**Work task**
Go through the entries and copy each one exactly. Leave none out.

**Provided data**
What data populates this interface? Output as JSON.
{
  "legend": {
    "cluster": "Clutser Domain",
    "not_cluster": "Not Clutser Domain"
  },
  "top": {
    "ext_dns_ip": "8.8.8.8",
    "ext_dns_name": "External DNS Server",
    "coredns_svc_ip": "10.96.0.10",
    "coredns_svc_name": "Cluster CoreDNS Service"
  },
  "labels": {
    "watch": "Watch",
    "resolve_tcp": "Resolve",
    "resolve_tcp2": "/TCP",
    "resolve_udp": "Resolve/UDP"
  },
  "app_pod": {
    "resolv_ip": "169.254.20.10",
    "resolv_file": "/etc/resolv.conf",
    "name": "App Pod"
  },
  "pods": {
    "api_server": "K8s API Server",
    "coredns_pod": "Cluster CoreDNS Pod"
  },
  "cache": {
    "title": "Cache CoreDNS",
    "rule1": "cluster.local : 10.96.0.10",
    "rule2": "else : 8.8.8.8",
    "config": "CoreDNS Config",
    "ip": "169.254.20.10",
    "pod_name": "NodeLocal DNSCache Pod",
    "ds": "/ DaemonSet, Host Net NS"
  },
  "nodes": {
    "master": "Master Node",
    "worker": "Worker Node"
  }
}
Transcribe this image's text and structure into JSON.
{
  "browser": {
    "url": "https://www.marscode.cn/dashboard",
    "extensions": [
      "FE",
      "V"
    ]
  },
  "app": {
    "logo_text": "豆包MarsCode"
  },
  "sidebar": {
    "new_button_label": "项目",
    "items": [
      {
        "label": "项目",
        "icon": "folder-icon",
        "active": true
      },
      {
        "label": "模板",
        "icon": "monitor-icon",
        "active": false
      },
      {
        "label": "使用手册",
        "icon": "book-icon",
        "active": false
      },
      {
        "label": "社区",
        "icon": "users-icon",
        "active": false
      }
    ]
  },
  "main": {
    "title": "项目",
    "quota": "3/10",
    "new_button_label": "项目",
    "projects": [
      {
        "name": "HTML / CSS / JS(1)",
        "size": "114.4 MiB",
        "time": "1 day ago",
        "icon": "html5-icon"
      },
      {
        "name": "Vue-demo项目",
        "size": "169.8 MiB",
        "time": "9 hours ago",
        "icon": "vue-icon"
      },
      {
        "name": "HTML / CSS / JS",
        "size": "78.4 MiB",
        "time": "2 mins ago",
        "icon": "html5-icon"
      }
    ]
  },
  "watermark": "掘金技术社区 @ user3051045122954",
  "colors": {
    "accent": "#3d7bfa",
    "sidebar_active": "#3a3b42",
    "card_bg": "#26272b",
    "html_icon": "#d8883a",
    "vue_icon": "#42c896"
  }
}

**Solution for this exercise**
What data populates this interface? Output as JSON.
{
  "legend": {
    "cluster": "Clutser Domain",
    "not_cluster": "Not Clutser Domain"
  },
  "top": {
    "ext_dns_ip": "8.8.8.8",
    "ext_dns_name": "External DNS Server",
    "coredns_svc_ip": "10.96.0.10",
    "coredns_svc_name": "Cluster CoreDNS Service"
  },
  "labels": {
    "watch": "Watch",
    "resolve_tcp": "Resolve",
    "resolve_tcp2": "/TCP",
    "resolve_udp": "Resolve/UDP"
  },
  "app_pod": {
    "resolv_ip": "169.254.20.10",
    "resolv_file": "/etc/resolv.conf",
    "name": "App Pod"
  },
  "pods": {
    "api_server": "K8s API Server",
    "coredns_pod": "Cluster CoreDNS Pod"
  },
  "cache": {
    "title": "Cache CoreDNS",
    "rule1": "cluster.local : 10.96.0.10",
    "rule2": "else : 8.8.8.8",
    "config": "CoreDNS Config",
    "ip": "169.254.20.10",
    "pod_name": "NodeLocal DNSCache Pod",
    "ds": "/ DaemonSet, Host Net NS"
  },
  "nodes": {
    "master": "Master Node",
    "worker": "Worker Node"
  }
}
Transcribe this image's text and structure into JSON.
{
  "browser": {
    "url": "https://www.marscode.cn/dashboard",
    "extensions": [
      "FE",
      "V"
    ]
  },
  "app": {
    "logo_text": "豆包MarsCode"
  },
  "sidebar": {
    "new_button_label": "项目",
    "items": [
      {
        "label": "项目",
        "icon": "folder-icon",
        "active": true
      },
      {
        "label": "模板",
        "icon": "monitor-icon",
        "active": false
      },
      {
        "label": "使用手册",
        "icon": "book-icon",
        "active": false
      },
      {
        "label": "社区",
        "icon": "users-icon",
        "active": false
      }
    ]
  },
  "main": {
    "title": "项目",
    "quota": "3/10",
    "new_button_label": "项目",
    "projects": [
      {
        "name": "HTML / CSS / JS(1)",
        "size": "114.4 MiB",
        "time": "1 day ago",
        "icon": "html5-icon"
      },
      {
        "name": "Vue-demo项目",
        "size": "169.8 MiB",
        "time": "9 hours ago",
        "icon": "vue-icon"
      },
      {
        "name": "HTML / CSS / JS",
        "size": "78.4 MiB",
        "time": "2 mins ago",
        "icon": "html5-icon"
      }
    ]
  },
  "watermark": "掘金技术社区 @ user3051045122954",
  "colors": {
    "accent": "#3d7bfa",
    "sidebar_active": "#3a3b42",
    "card_bg": "#26272b",
    "html_icon": "#d8883a",
    "vue_icon": "#42c896"
  }
}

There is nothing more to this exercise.